REQUIRED WORK>
From the records below, count the lines containing the word "党委副书记" and give only that number.

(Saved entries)

* * * * * * *

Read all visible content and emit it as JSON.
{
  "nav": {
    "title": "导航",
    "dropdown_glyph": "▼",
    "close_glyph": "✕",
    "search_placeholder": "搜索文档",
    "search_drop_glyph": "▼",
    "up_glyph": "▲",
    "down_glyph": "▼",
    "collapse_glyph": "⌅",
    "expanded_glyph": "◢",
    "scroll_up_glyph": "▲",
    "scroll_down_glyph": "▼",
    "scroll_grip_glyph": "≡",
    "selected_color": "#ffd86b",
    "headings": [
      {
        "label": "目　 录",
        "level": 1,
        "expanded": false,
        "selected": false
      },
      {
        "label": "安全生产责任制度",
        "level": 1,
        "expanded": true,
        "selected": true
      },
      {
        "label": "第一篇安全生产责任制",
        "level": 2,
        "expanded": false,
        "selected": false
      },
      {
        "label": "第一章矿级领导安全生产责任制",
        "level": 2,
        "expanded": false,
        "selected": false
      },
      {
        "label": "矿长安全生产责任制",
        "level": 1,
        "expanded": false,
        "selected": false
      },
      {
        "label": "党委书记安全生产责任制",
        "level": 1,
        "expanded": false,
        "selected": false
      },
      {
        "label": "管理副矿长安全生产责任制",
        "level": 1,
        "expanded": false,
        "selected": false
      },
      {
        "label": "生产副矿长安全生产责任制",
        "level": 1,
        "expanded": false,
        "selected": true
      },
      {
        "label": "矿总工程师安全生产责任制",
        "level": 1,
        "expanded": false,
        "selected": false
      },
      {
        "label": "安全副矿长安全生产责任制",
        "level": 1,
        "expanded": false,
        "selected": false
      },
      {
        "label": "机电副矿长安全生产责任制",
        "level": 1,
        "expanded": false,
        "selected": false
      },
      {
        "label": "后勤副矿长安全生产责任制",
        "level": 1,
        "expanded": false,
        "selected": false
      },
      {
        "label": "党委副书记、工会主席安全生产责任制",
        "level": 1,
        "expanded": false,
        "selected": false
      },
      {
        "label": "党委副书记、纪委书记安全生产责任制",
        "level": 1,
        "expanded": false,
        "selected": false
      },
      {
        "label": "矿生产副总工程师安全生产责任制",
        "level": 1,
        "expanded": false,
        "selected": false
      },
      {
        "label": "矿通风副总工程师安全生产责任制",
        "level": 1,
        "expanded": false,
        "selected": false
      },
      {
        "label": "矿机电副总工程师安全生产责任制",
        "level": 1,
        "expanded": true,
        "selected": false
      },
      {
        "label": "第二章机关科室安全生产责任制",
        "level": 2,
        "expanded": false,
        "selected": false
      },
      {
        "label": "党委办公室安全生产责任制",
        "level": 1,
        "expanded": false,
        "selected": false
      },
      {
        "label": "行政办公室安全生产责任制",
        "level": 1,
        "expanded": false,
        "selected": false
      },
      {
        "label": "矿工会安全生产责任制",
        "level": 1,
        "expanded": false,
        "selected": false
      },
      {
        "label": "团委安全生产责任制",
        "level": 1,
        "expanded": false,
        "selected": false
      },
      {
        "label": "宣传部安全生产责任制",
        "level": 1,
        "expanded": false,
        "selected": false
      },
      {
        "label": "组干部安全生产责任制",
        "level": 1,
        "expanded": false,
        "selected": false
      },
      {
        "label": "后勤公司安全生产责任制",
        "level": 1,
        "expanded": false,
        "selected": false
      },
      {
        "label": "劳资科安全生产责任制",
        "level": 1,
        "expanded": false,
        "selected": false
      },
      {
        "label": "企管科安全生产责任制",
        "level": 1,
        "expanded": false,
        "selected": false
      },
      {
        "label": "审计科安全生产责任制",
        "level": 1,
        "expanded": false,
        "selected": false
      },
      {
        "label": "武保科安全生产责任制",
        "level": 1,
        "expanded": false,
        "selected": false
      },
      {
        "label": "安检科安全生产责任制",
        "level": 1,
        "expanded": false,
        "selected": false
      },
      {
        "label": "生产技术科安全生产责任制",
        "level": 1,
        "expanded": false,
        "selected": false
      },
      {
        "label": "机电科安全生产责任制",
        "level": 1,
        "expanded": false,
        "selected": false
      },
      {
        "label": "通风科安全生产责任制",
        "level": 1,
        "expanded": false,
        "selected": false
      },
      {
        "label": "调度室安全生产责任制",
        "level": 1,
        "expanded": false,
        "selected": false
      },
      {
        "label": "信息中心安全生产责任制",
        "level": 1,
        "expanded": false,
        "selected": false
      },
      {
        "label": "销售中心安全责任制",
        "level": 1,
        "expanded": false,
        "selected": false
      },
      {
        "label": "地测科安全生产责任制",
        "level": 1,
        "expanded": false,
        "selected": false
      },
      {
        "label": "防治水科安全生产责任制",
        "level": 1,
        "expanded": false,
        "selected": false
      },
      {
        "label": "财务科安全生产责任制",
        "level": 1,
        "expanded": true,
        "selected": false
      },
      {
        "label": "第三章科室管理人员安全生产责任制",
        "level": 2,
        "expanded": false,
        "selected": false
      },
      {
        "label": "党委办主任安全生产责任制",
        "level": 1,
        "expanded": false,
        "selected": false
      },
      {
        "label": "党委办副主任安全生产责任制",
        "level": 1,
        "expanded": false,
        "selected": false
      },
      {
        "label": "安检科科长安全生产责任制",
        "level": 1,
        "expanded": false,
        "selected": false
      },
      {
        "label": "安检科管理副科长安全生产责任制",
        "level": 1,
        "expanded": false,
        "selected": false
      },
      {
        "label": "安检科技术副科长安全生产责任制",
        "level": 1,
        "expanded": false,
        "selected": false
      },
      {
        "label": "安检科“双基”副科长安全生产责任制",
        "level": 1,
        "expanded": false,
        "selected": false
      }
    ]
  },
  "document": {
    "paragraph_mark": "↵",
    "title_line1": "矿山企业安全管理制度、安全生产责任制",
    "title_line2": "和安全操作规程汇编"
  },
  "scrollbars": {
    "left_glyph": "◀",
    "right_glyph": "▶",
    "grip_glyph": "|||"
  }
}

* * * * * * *

SOLUTION TO THE PROBLEM>
2